Dave Clark recommends wyverns as a lower-level alternative to dragons. Wyverns give a taste, but save a real dragon showdown for later in a campaign. When a wyvern stings and players learn the high damage total, I love the fear and surprise at the table. Does that make me a mean DM?
Other surprisingly scary monsters include shadows and skulks. Marty Walser favors shadows. “Players start crapping their pants after losing several points of Strength, which is basically the new dump stat in 5e since few people go with Strength fighters.” “I think skulks are great as terrifying tier 1 foes, and they scale well into tier 2 in large numbers because of invisibility and advantage,” writes Graham Ward. Graham notes that players who research and prepare for skulks can overcome their invisibility and prevail. That adds a rewarding story thread.
Of course many monsters shine because they feature special attacks and abilities that, unlike the beholder’s eye rays, tend to create fun battles. I’ve run several entertaining fights against bulettes. Their burrow speed lets them hit and run, leaving worried players to wonder where the land shark will next erupt from the ground and crash down.
Ropers gained recommendations. Ropers grab and reel characters, while players worry about the nearing maw and try to decide how best to escape. “Every roper encounter is hilarious,” writes ThinkDM.
Creatures that swallow characters usually create fun encounters. When characters get swallowed and then cut their way out, players feel badass and love it. Teos Abadia’s list includes froghemoths, behirs, and giant toads. Teos also favors creatures that deal damage on contact, making a remorhaz a double win.

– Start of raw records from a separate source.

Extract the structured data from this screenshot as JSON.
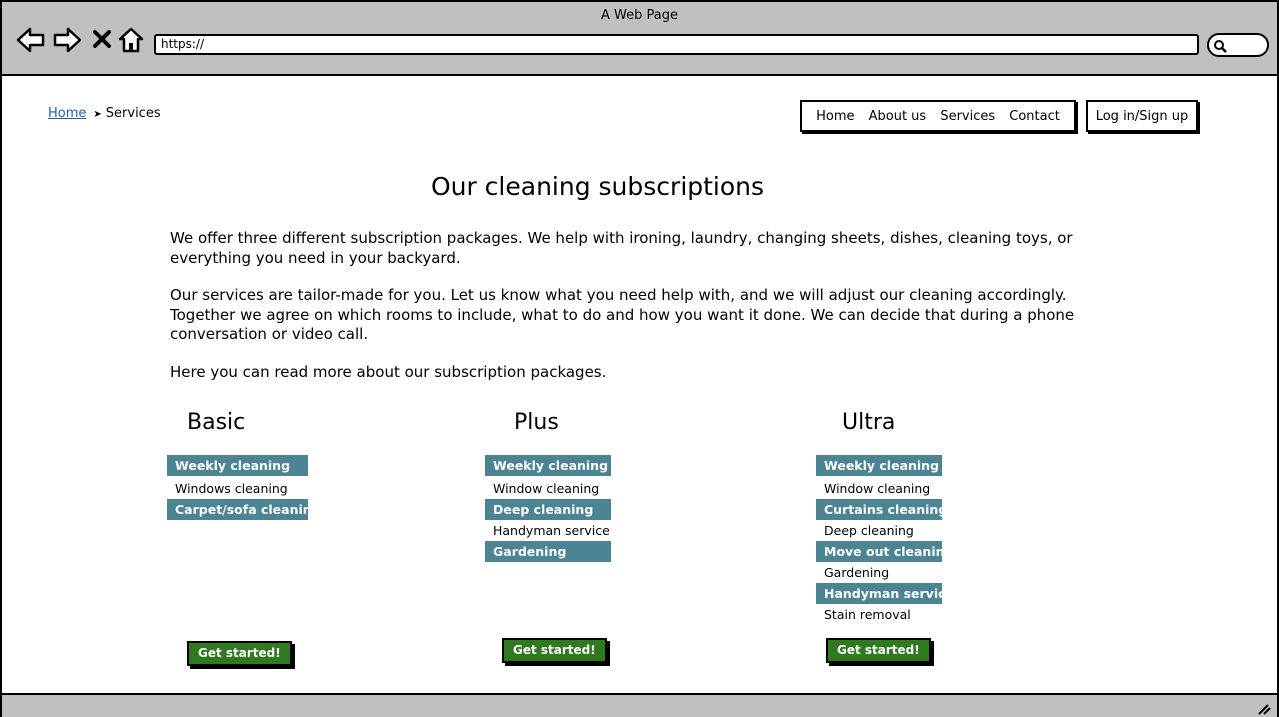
{
  "window": {
    "title": "A Web Page",
    "url": "https://",
    "icons": [
      "back-arrow-icon",
      "forward-arrow-icon",
      "close-x-icon",
      "home-icon",
      "search-icon",
      "resize-grip-icon"
    ]
  },
  "breadcrumb": {
    "home": "Home",
    "current": "Services"
  },
  "nav": {
    "items": [
      "Home",
      "About us",
      "Services",
      "Contact"
    ],
    "login": "Log in/Sign up"
  },
  "page": {
    "title": "Our cleaning subscriptions",
    "paragraphs": [
      "We offer three different subscription packages. We help with ironing, laundry, changing sheets, dishes, cleaning toys, or everything you need in your backyard.",
      "Our services are tailor-made for you. Let us know what you need help with, and we will adjust our cleaning accordingly. Together we agree on which rooms to include, what to do and how you want it done. We can decide that during a phone conversation or video call.",
      "Here you can read more about our subscription packages."
    ]
  },
  "plans": [
    {
      "name": "Basic",
      "features": [
        {
          "label": "Weekly cleaning",
          "highlight": true
        },
        {
          "label": "Windows cleaning",
          "highlight": false
        },
        {
          "label": "Carpet/sofa cleaning",
          "highlight": true
        }
      ],
      "button": "Get started!"
    },
    {
      "name": "Plus",
      "features": [
        {
          "label": "Weekly cleaning",
          "highlight": true
        },
        {
          "label": "Window cleaning",
          "highlight": false
        },
        {
          "label": "Deep cleaning",
          "highlight": true
        },
        {
          "label": "Handyman service",
          "highlight": false
        },
        {
          "label": "Gardening",
          "highlight": true
        }
      ],
      "button": "Get started!"
    },
    {
      "name": "Ultra",
      "features": [
        {
          "label": "Weekly cleaning",
          "highlight": true
        },
        {
          "label": "Window cleaning",
          "highlight": false
        },
        {
          "label": "Curtains cleaning",
          "highlight": true
        },
        {
          "label": "Deep cleaning",
          "highlight": false
        },
        {
          "label": "Move out cleaning",
          "highlight": true
        },
        {
          "label": "Gardening",
          "highlight": false
        },
        {
          "label": "Handyman service",
          "highlight": true
        },
        {
          "label": "Stain removal",
          "highlight": false
        }
      ],
      "button": "Get started!"
    }
  ],
  "colors": {
    "chrome": "#c0c0c0",
    "feature_highlight": "#4d8494",
    "button": "#2f7a1e",
    "link": "#1f5fa8"
  }
}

Jeffrey S. Mueller recommends manticores for challenging, low-level fights. “A few of them can really create a lot of fun scenarios for an encounter other than the usual stand and bang it out fights.”
Some monsters flop when miscast in a typical, three-round D&D combat, but they excel in other roles. Arithmancer Ken suggests hobgoblin iron shadows as spies able to cast charm person and disguise self. If caught, powers like Shadow Jaunt and the silent image spell give them a good chance of escaping.

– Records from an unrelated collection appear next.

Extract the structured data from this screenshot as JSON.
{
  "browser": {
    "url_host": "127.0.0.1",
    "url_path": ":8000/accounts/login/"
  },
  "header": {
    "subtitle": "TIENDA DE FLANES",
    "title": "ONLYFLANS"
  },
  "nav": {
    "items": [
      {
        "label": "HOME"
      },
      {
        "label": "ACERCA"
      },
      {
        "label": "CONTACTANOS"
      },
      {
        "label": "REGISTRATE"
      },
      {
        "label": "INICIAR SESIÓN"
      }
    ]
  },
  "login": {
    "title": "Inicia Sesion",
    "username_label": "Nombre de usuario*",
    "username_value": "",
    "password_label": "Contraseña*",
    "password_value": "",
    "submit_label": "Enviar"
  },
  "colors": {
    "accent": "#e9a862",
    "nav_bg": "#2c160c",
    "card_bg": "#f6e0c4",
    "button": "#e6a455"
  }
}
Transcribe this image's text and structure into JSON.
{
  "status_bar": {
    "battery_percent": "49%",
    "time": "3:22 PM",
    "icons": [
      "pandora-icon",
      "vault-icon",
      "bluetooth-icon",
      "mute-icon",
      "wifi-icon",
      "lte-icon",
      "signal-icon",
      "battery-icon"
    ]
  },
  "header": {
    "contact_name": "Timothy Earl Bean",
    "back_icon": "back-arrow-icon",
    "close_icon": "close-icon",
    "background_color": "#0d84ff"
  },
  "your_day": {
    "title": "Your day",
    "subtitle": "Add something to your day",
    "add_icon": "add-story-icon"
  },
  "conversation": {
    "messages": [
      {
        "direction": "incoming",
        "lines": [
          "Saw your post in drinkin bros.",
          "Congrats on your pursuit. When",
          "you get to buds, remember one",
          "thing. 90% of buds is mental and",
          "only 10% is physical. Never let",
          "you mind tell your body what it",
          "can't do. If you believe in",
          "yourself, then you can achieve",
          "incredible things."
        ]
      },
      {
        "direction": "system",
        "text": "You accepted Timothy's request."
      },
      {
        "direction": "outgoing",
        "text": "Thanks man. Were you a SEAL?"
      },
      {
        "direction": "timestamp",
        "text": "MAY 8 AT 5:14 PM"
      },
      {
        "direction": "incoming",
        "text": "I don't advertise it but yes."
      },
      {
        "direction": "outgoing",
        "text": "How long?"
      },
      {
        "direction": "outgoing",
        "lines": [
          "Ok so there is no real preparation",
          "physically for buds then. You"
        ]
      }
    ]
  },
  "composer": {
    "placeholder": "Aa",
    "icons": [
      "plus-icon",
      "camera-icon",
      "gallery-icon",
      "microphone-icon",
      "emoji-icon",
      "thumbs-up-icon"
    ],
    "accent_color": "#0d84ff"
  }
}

Eric Menge casts doppelgangers for similar roles. “They make great spies, thieves, and grifters.” He also takes a page from the Fantastic Four comics where one of Doctor Doom’s robot doubles takes the fall. “You killed the villain! Oh no! It’s just a doppelganger! Wahwah!”
As mere combat foes, nothics never live up to their creepy appearance, but as story pieces they excel. Before running a nothic, read the advice from Keith Ammann in The Monsters Know What They’re Doing. Eric Menge also likes nothics as patrols. “They’re better watchdogs than serious threats. Use them in creepy search parties or in patrols around objectives to give PCs a challenge.”